To contribute to an improved understanding of the brain and behaviour.  

A vibrant and ambitious department, which is welcoming and supportive to all. We conduct world-leading, translational research spanning basic and fundamental (neuro)science to applied research in industry, health-care, and behaviour change. Our research ethos is multi-disciplinary and collaborative, with a focus on quality, and impact. We are committed to excellence in scholarship, teaching and nurturing students to their full potential.

Our challenges

Multi-agency information sharing and co-ordination

Working with various forces focusing on mutli-agency responses to missing persons, in particular children.

Improving emergency responses

We work alongside Merseyside Fire and Rescue examining responses to major incidents to improve emergency response training.

Maternal Mental Health

We conduct research into factors related to maternal mental health, e.g. drinking during and post-pregnancy, and supporting breastfeeding while protecting emotional wellbeing.

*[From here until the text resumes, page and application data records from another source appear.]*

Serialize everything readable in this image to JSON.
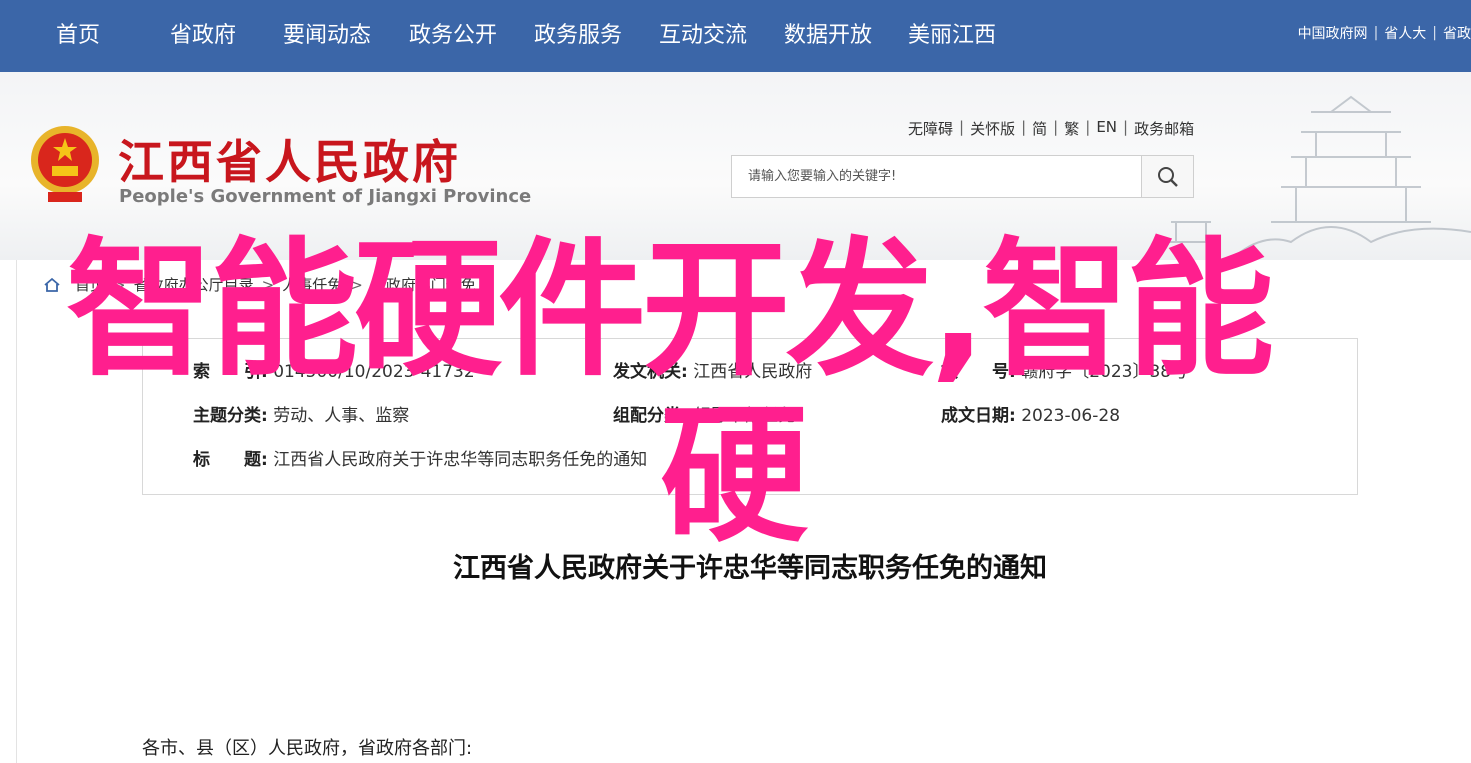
{
  "nav": {
    "items": [
      {
        "label": "首页"
      },
      {
        "label": "省政府"
      },
      {
        "label": "要闻动态"
      },
      {
        "label": "政务公开"
      },
      {
        "label": "政务服务"
      },
      {
        "label": "互动交流"
      },
      {
        "label": "数据开放"
      },
      {
        "label": "美丽江西"
      }
    ],
    "top_links": [
      "中国政府网",
      "省人大",
      "省政"
    ]
  },
  "header": {
    "title_cn": "江西省人民政府",
    "title_en": "People's Government of Jiangxi Province",
    "util_links": [
      "无障碍",
      "关怀版",
      "简",
      "繁",
      "EN",
      "政务邮箱"
    ],
    "search_placeholder": "请输入您要输入的关键字!"
  },
  "breadcrumb": [
    "首页",
    "省政府办公厅目录",
    "人事任免",
    "省政府部门任免"
  ],
  "meta": {
    "index_label": "索　　引",
    "index_value": "014500/10/2023-41732",
    "issuer_label": "发文机关",
    "issuer_value": "江西省人民政府",
    "docno_label": "文　　号",
    "docno_value": "赣府字〔2023〕38号",
    "topic_label": "主题分类",
    "topic_value": "劳动、人事、监察",
    "genre_label": "组配分类",
    "genre_value": "领导干部任免",
    "date_label": "成文日期",
    "date_value": "2023-06-28",
    "title_label": "标　　题",
    "title_value": "江西省人民政府关于许忠华等同志职务任免的通知"
  },
  "document": {
    "title": "江西省人民政府关于许忠华等同志职务任免的通知",
    "salutation": "各市、县（区）人民政府，省政府各部门:"
  },
  "overlay": {
    "line1": "智能硬件开发,智能",
    "line2": "硬"
  },
  "colors": {
    "nav_bg": "#3b66a8",
    "title_red": "#c8161d",
    "overlay_pink": "#ff1f8e"
  }
}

Tackling Food insecurity and socio-economic inequalities in diet

We are examining ways in which ruralising urban areas through greening can create sustainable and resilient food systems. We also examine how population level interventions for obesity can overcome socio-economic inequalities.

Mental health and comorbid substance use

Our research aims to understand how and why problematic alcohol and substance use are more likely in individuals with a mental health problem. Identifying the risk factors for comorbidity as potential targets for intervention

Informing and evaluating government policy around alcohol and obesity

We conduct research examining potential policy changes, their likely benefits, costs, and barriers to implementation.

Pain Research

We investigate brain mechanisms by which the conscious experience of pain (both experimental and clinical) is generated and how brain states influence pain-related behaviour.

The development of language in childhood

We use multi-method approaches to study how children learn to communicate with language, how the developing brain supports this process, and how it is affected by cross-linguistic, socio-cultural and individual variation.

Research centres

Liverpool Centre for Alcohol Research

The Liverpool Centre for Alcohol Research is a collaborative space for research into alcohol use. Its goal is to promote healthier local, national and international populations through alcohol-related research and innovation, by harnessing the skills of current researchers, using the latest technology and testing unique ideas.

Liverpool Obesity Research Network

The Liverpool Obesity Research Network consists of research units and laboratories based across the University of Liverpool, Aintree University Hospital and Royal Liverpool and Broadgreen Hospital Trusts. It promotes inter-disciplinary research with the university and wider region, with a focus on ingestive behaviour, endocrinology and obesity biology.

LuCiD – The ESRC International Centre for Language and Communicative Development

The ESRC International Centre for Language and Communicative Development (LuCiD) is a five year research collaboration working with partners from across the world to transform our understanding of how children learn to communicate with language. It consists of over 40 researchers and 7 PhD students. LuCiD’s work focuses around capacity building, technology development and primary research into language development in children.





Kissilef Laboratory

The Kissilef laboratory is one of the largest dedicated facilities to the study of appetite and ingestive behaviour of its kind. It consists of a research kitchen, assessment room, testing rooms, biological assessment laboratory, bioassay laboratory, a media analysis suite, a social eating laboratory and a participant lounge.

Bar Laboratory

The lab is used for research investigating contextual influences on drinking behaviour, and the acute effects of alcohol on cognitive processes such as the automatic processing of drug-related cues, behavioural control and impulsivity.

EEG Laboratory

The laboratory hosts 2 EGI Geodesics 128 channel EEG systems in electrically shielded rooms, 2 Biosemi 64 channel EEG systems (one with electrical shielding) and 1 Brain Products 64 channel EEG system with a MOVE wireless system. These systems allow for advanced capture of electrical brain signals (Event Related Potentials), as well as other biological markers including heart rate variability, respiration and skin conductance.

Visual and Audio-visual laboratory

This laboratory supports our research in visual and auditory psychophysics, and haptic testing. The research is conducted in the general public but also clinical and neurological patient populations.

Brain and Behaviour Laboratory

This laboratory supports the work of the Department’s Appetite, Addiction and Perception research groups. It contains a flexible number of laboratories and a kitchen, a wetlab, and a cutting-edge 128-channel electroencephalography system